Data records for software interfaces:
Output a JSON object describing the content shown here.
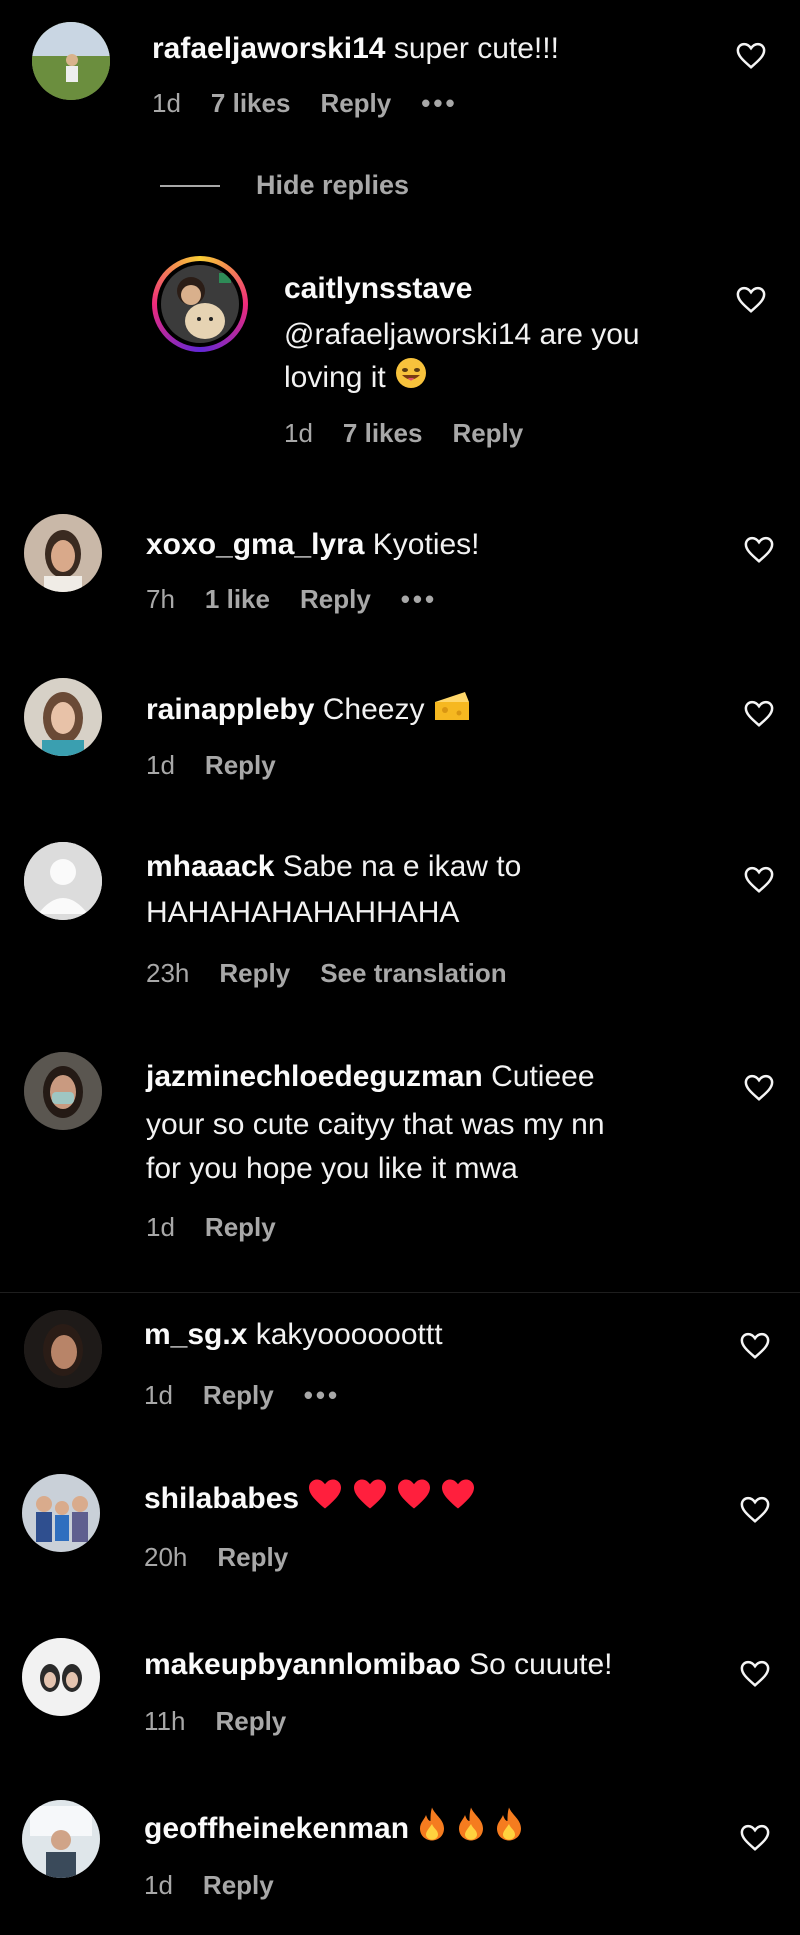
{
  "comments": [
    {
      "username": "rafaeljaworski14",
      "text": "super cute!!!",
      "time": "1d",
      "likes": "7 likes",
      "reply": "Reply",
      "more": "•••"
    },
    {
      "hide_replies": "Hide replies"
    },
    {
      "username": "caitlynsstave",
      "text": "@rafaeljaworski14 are you",
      "text2": "loving it",
      "time": "1d",
      "likes": "7 likes",
      "reply": "Reply"
    },
    {
      "username": "xoxo_gma_lyra",
      "text": "Kyoties!",
      "time": "7h",
      "likes": "1 like",
      "reply": "Reply",
      "more": "•••"
    },
    {
      "username": "rainappleby",
      "text": "Cheezy",
      "time": "1d",
      "reply": "Reply"
    },
    {
      "username": "mhaaack",
      "text": "Sabe na e ikaw to",
      "text2": "HAHAHAHAHAHHAHA",
      "time": "23h",
      "reply": "Reply",
      "see_translation": "See translation"
    },
    {
      "username": "jazminechloedeguzman",
      "text": "Cutieee",
      "text2": "your so cute caityy that was my nn",
      "text3": "for you hope you like it mwa",
      "time": "1d",
      "reply": "Reply"
    },
    {
      "username": "m_sg.x",
      "text": "kakyoooooottt",
      "time": "1d",
      "reply": "Reply",
      "more": "•••"
    },
    {
      "username": "shilababes",
      "text": "",
      "time": "20h",
      "reply": "Reply"
    },
    {
      "username": "makeupbyannlomibao",
      "text": "So cuuute!",
      "time": "11h",
      "reply": "Reply"
    },
    {
      "username": "geoffheinekenman",
      "text": "",
      "time": "1d",
      "reply": "Reply"
    }
  ],
  "icons": {
    "like": "heart-outline-icon",
    "more": "more-dots-icon"
  },
  "colors": {
    "background": "#000000",
    "text": "#f5f5f5",
    "meta": "#a8a8a8",
    "heart_emoji": "#ff1f3d"
  }
}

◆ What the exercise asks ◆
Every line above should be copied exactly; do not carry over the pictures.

◆ Response area ◆
Output a JSON object describing the content shown here.
{
  "comments": [
    {
      "username": "rafaeljaworski14",
      "text": "super cute!!!",
      "time": "1d",
      "likes": "7 likes",
      "reply": "Reply",
      "more": "•••"
    },
    {
      "hide_replies": "Hide replies"
    },
    {
      "username": "caitlynsstave",
      "text": "@rafaeljaworski14 are you",
      "text2": "loving it",
      "time": "1d",
      "likes": "7 likes",
      "reply": "Reply"
    },
    {
      "username": "xoxo_gma_lyra",
      "text": "Kyoties!",
      "time": "7h",
      "likes": "1 like",
      "reply": "Reply",
      "more": "•••"
    },
    {
      "username": "rainappleby",
      "text": "Cheezy",
      "time": "1d",
      "reply": "Reply"
    },
    {
      "username": "mhaaack",
      "text": "Sabe na e ikaw to",
      "text2": "HAHAHAHAHAHHAHA",
      "time": "23h",
      "reply": "Reply",
      "see_translation": "See translation"
    },
    {
      "username": "jazminechloedeguzman",
      "text": "Cutieee",
      "text2": "your so cute caityy that was my nn",
      "text3": "for you hope you like it mwa",
      "time": "1d",
      "reply": "Reply"
    },
    {
      "username": "m_sg.x",
      "text": "kakyoooooottt",
      "time": "1d",
      "reply": "Reply",
      "more": "•••"
    },
    {
      "username": "shilababes",
      "text": "",
      "time": "20h",
      "reply": "Reply"
    },
    {
      "username": "makeupbyannlomibao",
      "text": "So cuuute!",
      "time": "11h",
      "reply": "Reply"
    },
    {
      "username": "geoffheinekenman",
      "text": "",
      "time": "1d",
      "reply": "Reply"
    }
  ],
  "icons": {
    "like": "heart-outline-icon",
    "more": "more-dots-icon"
  },
  "colors": {
    "background": "#000000",
    "text": "#f5f5f5",
    "meta": "#a8a8a8",
    "heart_emoji": "#ff1f3d"
  }
}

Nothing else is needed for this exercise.